* PROBLEM DESCRIPTION
The line with "Enumerate this screenshot's" and each line following it, up to the final line of the data, should be set down exactly; pictures stay out.

(Dataset items)

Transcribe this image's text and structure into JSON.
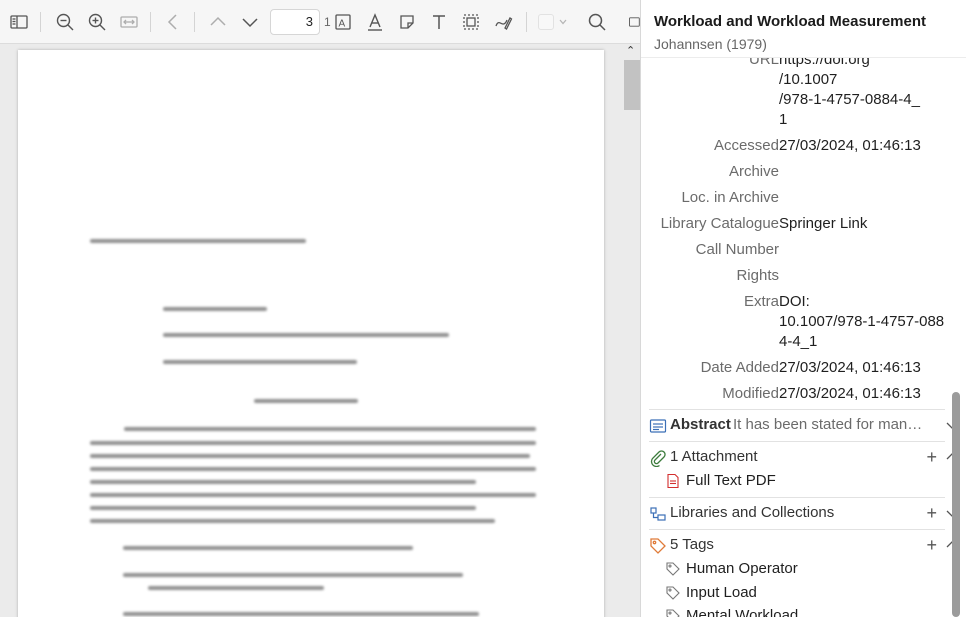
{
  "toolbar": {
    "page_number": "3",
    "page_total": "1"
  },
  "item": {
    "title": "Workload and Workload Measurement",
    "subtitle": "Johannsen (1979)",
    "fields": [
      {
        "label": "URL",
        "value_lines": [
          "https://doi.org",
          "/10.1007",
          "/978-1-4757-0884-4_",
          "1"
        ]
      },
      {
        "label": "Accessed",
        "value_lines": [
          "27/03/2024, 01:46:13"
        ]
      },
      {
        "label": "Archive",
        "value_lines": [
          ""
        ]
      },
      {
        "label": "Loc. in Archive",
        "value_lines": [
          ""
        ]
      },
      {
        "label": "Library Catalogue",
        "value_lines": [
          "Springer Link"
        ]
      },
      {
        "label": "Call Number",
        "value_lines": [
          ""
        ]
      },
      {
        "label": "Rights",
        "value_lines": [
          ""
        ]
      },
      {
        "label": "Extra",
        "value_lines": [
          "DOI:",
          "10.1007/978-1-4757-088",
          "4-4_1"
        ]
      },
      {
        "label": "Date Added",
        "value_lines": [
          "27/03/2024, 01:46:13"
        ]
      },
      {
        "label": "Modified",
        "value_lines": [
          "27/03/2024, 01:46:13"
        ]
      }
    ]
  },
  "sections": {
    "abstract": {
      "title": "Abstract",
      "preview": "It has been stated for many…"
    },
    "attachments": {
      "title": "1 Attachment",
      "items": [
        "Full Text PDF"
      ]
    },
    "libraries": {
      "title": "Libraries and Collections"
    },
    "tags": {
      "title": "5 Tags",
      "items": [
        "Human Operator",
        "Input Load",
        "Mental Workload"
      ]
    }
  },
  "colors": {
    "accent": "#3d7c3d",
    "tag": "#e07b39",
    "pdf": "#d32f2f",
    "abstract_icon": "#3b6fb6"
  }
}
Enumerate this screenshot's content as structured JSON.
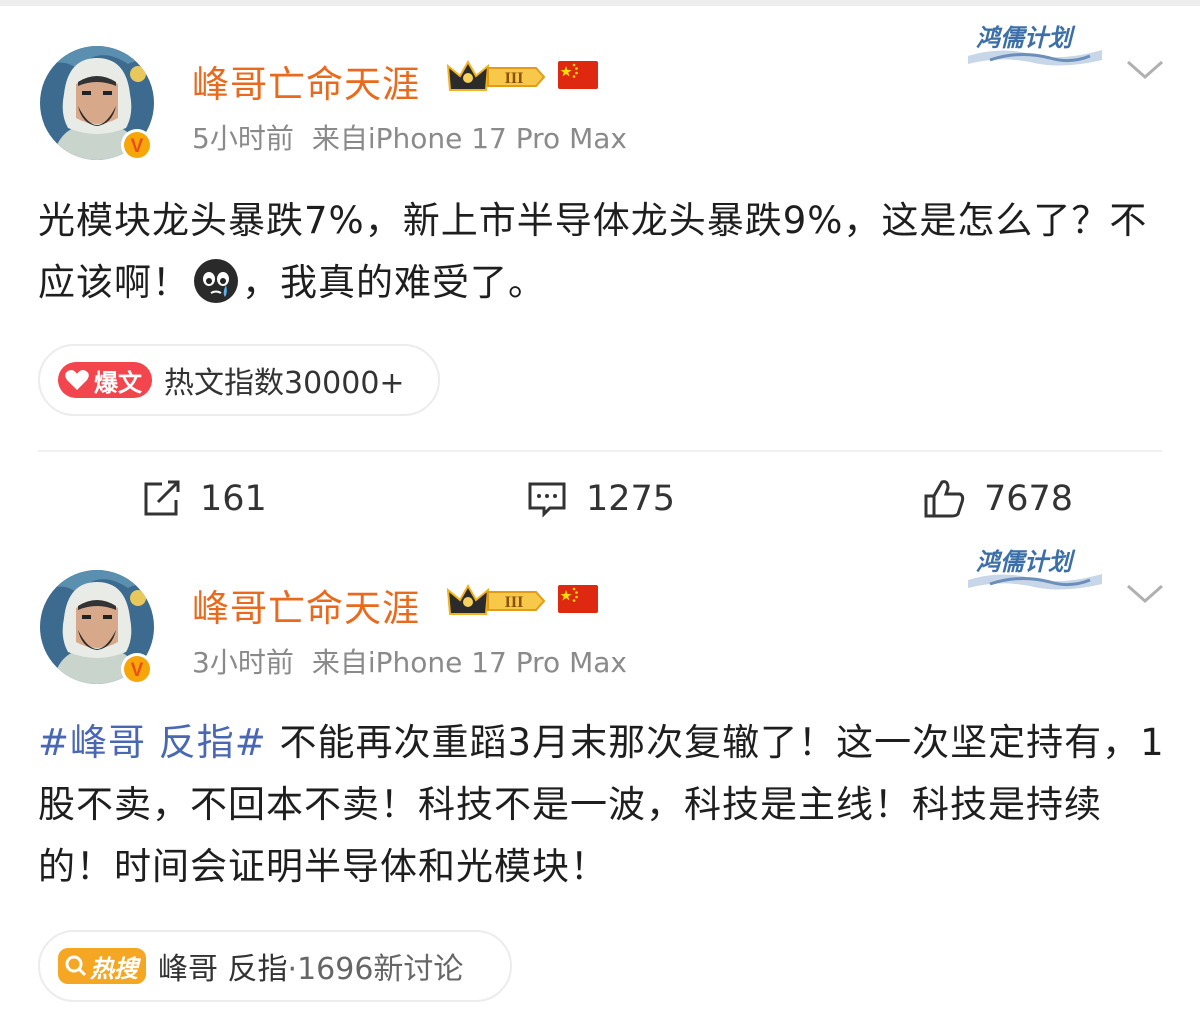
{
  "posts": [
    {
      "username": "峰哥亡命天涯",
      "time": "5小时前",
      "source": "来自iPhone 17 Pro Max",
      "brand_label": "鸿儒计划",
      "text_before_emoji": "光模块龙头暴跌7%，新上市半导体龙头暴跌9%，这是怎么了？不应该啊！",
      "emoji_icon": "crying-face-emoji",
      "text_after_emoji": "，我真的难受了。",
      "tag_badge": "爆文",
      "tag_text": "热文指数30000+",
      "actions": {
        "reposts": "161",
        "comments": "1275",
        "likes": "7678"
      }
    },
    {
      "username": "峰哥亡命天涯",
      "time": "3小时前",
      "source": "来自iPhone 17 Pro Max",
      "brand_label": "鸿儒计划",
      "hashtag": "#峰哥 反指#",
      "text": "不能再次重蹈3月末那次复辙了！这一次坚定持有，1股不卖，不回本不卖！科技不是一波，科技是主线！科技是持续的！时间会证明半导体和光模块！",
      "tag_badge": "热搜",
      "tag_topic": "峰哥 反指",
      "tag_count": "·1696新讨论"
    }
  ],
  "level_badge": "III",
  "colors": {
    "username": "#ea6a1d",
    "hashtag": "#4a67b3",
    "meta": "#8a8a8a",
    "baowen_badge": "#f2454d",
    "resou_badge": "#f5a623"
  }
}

* EXERCISE ANSWER
Enumerate this screenshot's content as structured JSON.
{
  "posts": [
    {
      "username": "峰哥亡命天涯",
      "time": "5小时前",
      "source": "来自iPhone 17 Pro Max",
      "brand_label": "鸿儒计划",
      "text_before_emoji": "光模块龙头暴跌7%，新上市半导体龙头暴跌9%，这是怎么了？不应该啊！",
      "emoji_icon": "crying-face-emoji",
      "text_after_emoji": "，我真的难受了。",
      "tag_badge": "爆文",
      "tag_text": "热文指数30000+",
      "actions": {
        "reposts": "161",
        "comments": "1275",
        "likes": "7678"
      }
    },
    {
      "username": "峰哥亡命天涯",
      "time": "3小时前",
      "source": "来自iPhone 17 Pro Max",
      "brand_label": "鸿儒计划",
      "hashtag": "#峰哥 反指#",
      "text": "不能再次重蹈3月末那次复辙了！这一次坚定持有，1股不卖，不回本不卖！科技不是一波，科技是主线！科技是持续的！时间会证明半导体和光模块！",
      "tag_badge": "热搜",
      "tag_topic": "峰哥 反指",
      "tag_count": "·1696新讨论"
    }
  ],
  "level_badge": "III",
  "colors": {
    "username": "#ea6a1d",
    "hashtag": "#4a67b3",
    "meta": "#8a8a8a",
    "baowen_badge": "#f2454d",
    "resou_badge": "#f5a623"
  }
}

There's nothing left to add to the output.